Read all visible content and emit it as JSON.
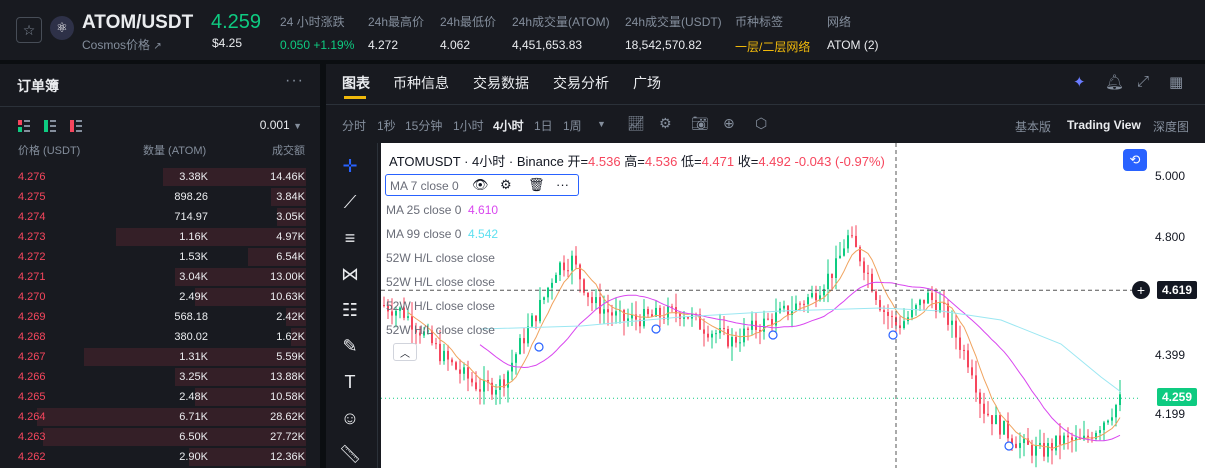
{
  "ticker": {
    "star_icon": "star-icon",
    "logo_icon": "atom-logo-icon",
    "pair": "ATOM/USDT",
    "pair_sub": "Cosmos价格",
    "pair_sub_icon": "external-link-icon",
    "last_price": "4.259",
    "last_usd": "$4.25",
    "stats": [
      {
        "label": "24 小时涨跌",
        "value": "0.050 +1.19%",
        "style": "green"
      },
      {
        "label": "24h最高价",
        "value": "4.272",
        "style": ""
      },
      {
        "label": "24h最低价",
        "value": "4.062",
        "style": ""
      },
      {
        "label": "24h成交量(ATOM)",
        "value": "4,451,653.83",
        "style": ""
      },
      {
        "label": "24h成交量(USDT)",
        "value": "18,542,570.82",
        "style": ""
      },
      {
        "label": "币种标签",
        "value": "一层/二层网络",
        "style": "gold"
      },
      {
        "label": "网络",
        "value": "ATOM (2)",
        "style": ""
      }
    ]
  },
  "orderbook": {
    "title": "订单簿",
    "more_icon": "more-dots-icon",
    "step": "0.001",
    "columns": [
      "价格 (USDT)",
      "数量 (ATOM)",
      "成交额"
    ],
    "asks": [
      {
        "price": "4.276",
        "qty": "3.38K",
        "total": "14.46K",
        "depth": 0.49
      },
      {
        "price": "4.275",
        "qty": "898.26",
        "total": "3.84K",
        "depth": 0.12
      },
      {
        "price": "4.274",
        "qty": "714.97",
        "total": "3.05K",
        "depth": 0.1
      },
      {
        "price": "4.273",
        "qty": "1.16K",
        "total": "4.97K",
        "depth": 0.65
      },
      {
        "price": "4.272",
        "qty": "1.53K",
        "total": "6.54K",
        "depth": 0.2
      },
      {
        "price": "4.271",
        "qty": "3.04K",
        "total": "13.00K",
        "depth": 0.45
      },
      {
        "price": "4.270",
        "qty": "2.49K",
        "total": "10.63K",
        "depth": 0.38
      },
      {
        "price": "4.269",
        "qty": "568.18",
        "total": "2.42K",
        "depth": 0.07
      },
      {
        "price": "4.268",
        "qty": "380.02",
        "total": "1.62K",
        "depth": 0.05
      },
      {
        "price": "4.267",
        "qty": "1.31K",
        "total": "5.59K",
        "depth": 0.76
      },
      {
        "price": "4.266",
        "qty": "3.25K",
        "total": "13.88K",
        "depth": 0.45
      },
      {
        "price": "4.265",
        "qty": "2.48K",
        "total": "10.58K",
        "depth": 0.38
      },
      {
        "price": "4.264",
        "qty": "6.71K",
        "total": "28.62K",
        "depth": 0.92
      },
      {
        "price": "4.263",
        "qty": "6.50K",
        "total": "27.72K",
        "depth": 0.9
      },
      {
        "price": "4.262",
        "qty": "2.90K",
        "total": "12.36K",
        "depth": 0.4
      }
    ]
  },
  "chart": {
    "tabs": [
      "图表",
      "币种信息",
      "交易数据",
      "交易分析",
      "广场"
    ],
    "intervals": [
      "分时",
      "1秒",
      "15分钟",
      "1小时",
      "4小时",
      "1日",
      "1周"
    ],
    "active_interval": "4小时",
    "views": [
      "基本版",
      "Trading View",
      "深度图"
    ],
    "active_view": "Trading View",
    "ohlc": {
      "symbol": "ATOMUSDT · 4小时 · Binance",
      "open_label": "开=",
      "open": "4.536",
      "high_label": "高=",
      "high": "4.536",
      "low_label": "低=",
      "low": "4.471",
      "close_label": "收=",
      "close": "4.492",
      "change": "-0.043 (-0.97%)"
    },
    "indicators": [
      {
        "label": "MA 7 close 0",
        "value": "",
        "color": "#f0a35e"
      },
      {
        "label": "MA 25 close 0",
        "value": "4.610",
        "color": "#d946ef"
      },
      {
        "label": "MA 99 close 0",
        "value": "4.542",
        "color": "#5ee0f0"
      },
      {
        "label": "52W H/L close close",
        "value": "",
        "color": ""
      },
      {
        "label": "52W H/L close close",
        "value": "",
        "color": ""
      },
      {
        "label": "52W H/L close close",
        "value": "",
        "color": ""
      },
      {
        "label": "52W H/L close close",
        "value": "",
        "color": ""
      }
    ],
    "price_scale": [
      "5.000",
      "4.800",
      "4.399",
      "4.199"
    ],
    "crosshair_price": "4.619",
    "current_price": "4.259",
    "colors": {
      "up": "#0ecb81",
      "down": "#f6465d",
      "accent": "#f0b90b",
      "blue": "#2962ff"
    }
  }
}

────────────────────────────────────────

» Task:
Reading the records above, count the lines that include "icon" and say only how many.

» Finished exercise:
4